As previously stated, Mark Ruffalo is more than likely a lock to be nominated for an Emmy. His performance is extraordinary here as this man who is just broken by the fact that no one is taking notice of the fact that people keep dying from this disease. It’s a moving performance, and one that I admired quite a bit. Also noteworthy are the performances of Matt Bomer (Magic Mike) and Taylor Kitsch (Lone Survivor), who both have some very well rounded emotional scenes that director Ryan Murphey (creator of the excellent television series American Horror Story) sets up very well. Julia Roberts is great, coming right off her Academy Award nomination for August: Osage County and The Big Bang Theory‘s Jim Parsons does terrific work in a pretty major role. Also, Corey Stoll from House of Cards (another great television series) makes a nice cameo and Joe Mantello has the best scene in the film involving an escalating monologue that emphasizes the idea that AIDS isn’t caused by homosexuals at all. It’s a wonderful scene. If you weren’t able to tell, I thought all the performances were surprisingly standout.

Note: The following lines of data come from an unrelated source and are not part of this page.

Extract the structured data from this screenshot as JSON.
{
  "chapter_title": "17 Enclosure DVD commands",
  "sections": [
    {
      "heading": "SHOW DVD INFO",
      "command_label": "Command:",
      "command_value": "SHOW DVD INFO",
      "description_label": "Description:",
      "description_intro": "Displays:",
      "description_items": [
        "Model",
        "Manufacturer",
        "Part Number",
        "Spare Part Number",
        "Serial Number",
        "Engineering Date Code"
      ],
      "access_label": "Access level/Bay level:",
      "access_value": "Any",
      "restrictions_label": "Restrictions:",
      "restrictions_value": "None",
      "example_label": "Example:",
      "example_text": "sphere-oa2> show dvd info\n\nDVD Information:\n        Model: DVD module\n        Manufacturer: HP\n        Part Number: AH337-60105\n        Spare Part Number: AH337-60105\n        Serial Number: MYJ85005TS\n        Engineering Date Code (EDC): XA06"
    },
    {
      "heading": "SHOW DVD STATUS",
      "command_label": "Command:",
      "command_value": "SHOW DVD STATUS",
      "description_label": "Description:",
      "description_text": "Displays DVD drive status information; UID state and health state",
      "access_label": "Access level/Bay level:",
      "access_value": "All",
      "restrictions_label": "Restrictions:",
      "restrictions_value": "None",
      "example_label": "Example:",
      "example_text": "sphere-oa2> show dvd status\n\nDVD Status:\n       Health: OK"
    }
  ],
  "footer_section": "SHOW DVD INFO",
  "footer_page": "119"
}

The Normal Heart, adapted for the screen by Larry Kramer, is an excellent look at the beginning of the AIDS virus. But it doesn’t start, or even stop there. It doesn’t give you a completely boring documentation of the virus’ roots, even though the first act does drag on. No, what Larry Kramer and director Ryan Murphy accomplish is the development of characters. You feel for these people, thanks the standout performances from the entire cast, especially a rip roaring Mark Ruffalo. Because of that, the deaths hit harder, the virus feels scarier, and the impact is heavier.